DIRECTIONS FOR THIS TASK: These records must be written out again exactly.

INFORMATION GIVEN:
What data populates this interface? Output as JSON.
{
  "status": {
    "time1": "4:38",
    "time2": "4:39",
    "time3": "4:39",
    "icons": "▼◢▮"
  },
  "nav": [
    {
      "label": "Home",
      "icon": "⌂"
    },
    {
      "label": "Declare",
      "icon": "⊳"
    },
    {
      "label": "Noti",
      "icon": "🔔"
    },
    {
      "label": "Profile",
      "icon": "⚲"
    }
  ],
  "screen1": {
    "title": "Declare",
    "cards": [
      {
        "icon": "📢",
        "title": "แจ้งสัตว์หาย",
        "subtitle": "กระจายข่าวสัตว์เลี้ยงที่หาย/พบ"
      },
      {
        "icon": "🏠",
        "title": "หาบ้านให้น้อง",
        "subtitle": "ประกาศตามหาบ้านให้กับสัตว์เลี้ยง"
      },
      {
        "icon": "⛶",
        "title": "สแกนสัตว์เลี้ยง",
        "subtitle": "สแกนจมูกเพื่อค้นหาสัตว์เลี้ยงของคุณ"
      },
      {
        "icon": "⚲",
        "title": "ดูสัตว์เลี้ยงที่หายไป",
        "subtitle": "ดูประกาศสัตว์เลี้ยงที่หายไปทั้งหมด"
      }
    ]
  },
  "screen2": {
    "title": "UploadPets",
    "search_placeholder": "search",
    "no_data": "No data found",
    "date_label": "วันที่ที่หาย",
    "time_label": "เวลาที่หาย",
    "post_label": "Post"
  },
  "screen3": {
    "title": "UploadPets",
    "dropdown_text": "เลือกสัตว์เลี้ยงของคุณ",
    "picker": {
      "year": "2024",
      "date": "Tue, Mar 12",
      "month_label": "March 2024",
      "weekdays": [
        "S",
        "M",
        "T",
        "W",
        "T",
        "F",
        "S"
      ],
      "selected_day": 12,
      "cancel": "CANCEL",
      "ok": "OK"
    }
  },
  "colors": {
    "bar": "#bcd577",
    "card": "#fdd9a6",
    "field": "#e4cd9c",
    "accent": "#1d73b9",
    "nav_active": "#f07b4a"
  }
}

TASK RESPONSE:
What data populates this interface? Output as JSON.
{
  "status": {
    "time1": "4:38",
    "time2": "4:39",
    "time3": "4:39",
    "icons": "▼◢▮"
  },
  "nav": [
    {
      "label": "Home",
      "icon": "⌂"
    },
    {
      "label": "Declare",
      "icon": "⊳"
    },
    {
      "label": "Noti",
      "icon": "🔔"
    },
    {
      "label": "Profile",
      "icon": "⚲"
    }
  ],
  "screen1": {
    "title": "Declare",
    "cards": [
      {
        "icon": "📢",
        "title": "แจ้งสัตว์หาย",
        "subtitle": "กระจายข่าวสัตว์เลี้ยงที่หาย/พบ"
      },
      {
        "icon": "🏠",
        "title": "หาบ้านให้น้อง",
        "subtitle": "ประกาศตามหาบ้านให้กับสัตว์เลี้ยง"
      },
      {
        "icon": "⛶",
        "title": "สแกนสัตว์เลี้ยง",
        "subtitle": "สแกนจมูกเพื่อค้นหาสัตว์เลี้ยงของคุณ"
      },
      {
        "icon": "⚲",
        "title": "ดูสัตว์เลี้ยงที่หายไป",
        "subtitle": "ดูประกาศสัตว์เลี้ยงที่หายไปทั้งหมด"
      }
    ]
  },
  "screen2": {
    "title": "UploadPets",
    "search_placeholder": "search",
    "no_data": "No data found",
    "date_label": "วันที่ที่หาย",
    "time_label": "เวลาที่หาย",
    "post_label": "Post"
  },
  "screen3": {
    "title": "UploadPets",
    "dropdown_text": "เลือกสัตว์เลี้ยงของคุณ",
    "picker": {
      "year": "2024",
      "date": "Tue, Mar 12",
      "month_label": "March 2024",
      "weekdays": [
        "S",
        "M",
        "T",
        "W",
        "T",
        "F",
        "S"
      ],
      "selected_day": 12,
      "cancel": "CANCEL",
      "ok": "OK"
    }
  },
  "colors": {
    "bar": "#bcd577",
    "card": "#fdd9a6",
    "field": "#e4cd9c",
    "accent": "#1d73b9",
    "nav_active": "#f07b4a"
  }
}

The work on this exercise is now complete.